Work to be completed => Select every line containing the word "Точка" from the material, and copy those lines.

.....

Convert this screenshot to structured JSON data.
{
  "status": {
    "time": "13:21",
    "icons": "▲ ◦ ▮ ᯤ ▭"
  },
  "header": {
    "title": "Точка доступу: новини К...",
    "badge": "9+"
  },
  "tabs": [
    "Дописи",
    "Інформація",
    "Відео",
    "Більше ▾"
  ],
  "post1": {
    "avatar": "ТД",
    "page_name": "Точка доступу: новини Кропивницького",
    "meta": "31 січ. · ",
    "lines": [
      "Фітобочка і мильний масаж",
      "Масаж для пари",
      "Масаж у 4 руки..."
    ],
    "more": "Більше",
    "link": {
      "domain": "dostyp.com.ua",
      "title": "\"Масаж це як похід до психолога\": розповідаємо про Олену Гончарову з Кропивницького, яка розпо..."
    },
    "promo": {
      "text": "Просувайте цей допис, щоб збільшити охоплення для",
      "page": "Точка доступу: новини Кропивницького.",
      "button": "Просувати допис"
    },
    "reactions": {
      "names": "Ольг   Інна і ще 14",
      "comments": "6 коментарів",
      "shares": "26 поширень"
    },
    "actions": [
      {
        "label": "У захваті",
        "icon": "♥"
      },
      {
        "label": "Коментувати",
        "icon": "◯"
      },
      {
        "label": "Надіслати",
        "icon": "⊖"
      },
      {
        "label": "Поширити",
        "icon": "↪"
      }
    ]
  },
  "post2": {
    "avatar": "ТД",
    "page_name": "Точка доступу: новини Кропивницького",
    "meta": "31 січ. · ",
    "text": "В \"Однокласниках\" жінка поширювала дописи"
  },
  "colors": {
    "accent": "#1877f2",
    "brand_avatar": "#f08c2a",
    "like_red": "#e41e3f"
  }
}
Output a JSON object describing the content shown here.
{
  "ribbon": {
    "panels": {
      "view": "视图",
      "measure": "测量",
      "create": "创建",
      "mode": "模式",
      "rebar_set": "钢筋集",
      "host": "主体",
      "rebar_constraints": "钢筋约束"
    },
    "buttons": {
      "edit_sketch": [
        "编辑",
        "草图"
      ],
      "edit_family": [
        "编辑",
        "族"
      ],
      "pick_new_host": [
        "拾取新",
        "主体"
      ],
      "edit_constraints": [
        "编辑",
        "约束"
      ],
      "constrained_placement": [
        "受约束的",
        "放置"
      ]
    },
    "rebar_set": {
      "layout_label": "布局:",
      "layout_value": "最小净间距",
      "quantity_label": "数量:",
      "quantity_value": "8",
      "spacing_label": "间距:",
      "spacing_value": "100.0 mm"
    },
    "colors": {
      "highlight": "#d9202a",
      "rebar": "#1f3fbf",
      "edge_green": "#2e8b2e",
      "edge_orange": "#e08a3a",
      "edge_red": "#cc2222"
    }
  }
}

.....

Result for this exercise =>
    "title": "Точка доступу: новини К...",
    "page_name": "Точка доступу: новини Кропивницького",
      "page": "Точка доступу: новини Кропивницького.",
    "page_name": "Точка доступу: новини Кропивницького",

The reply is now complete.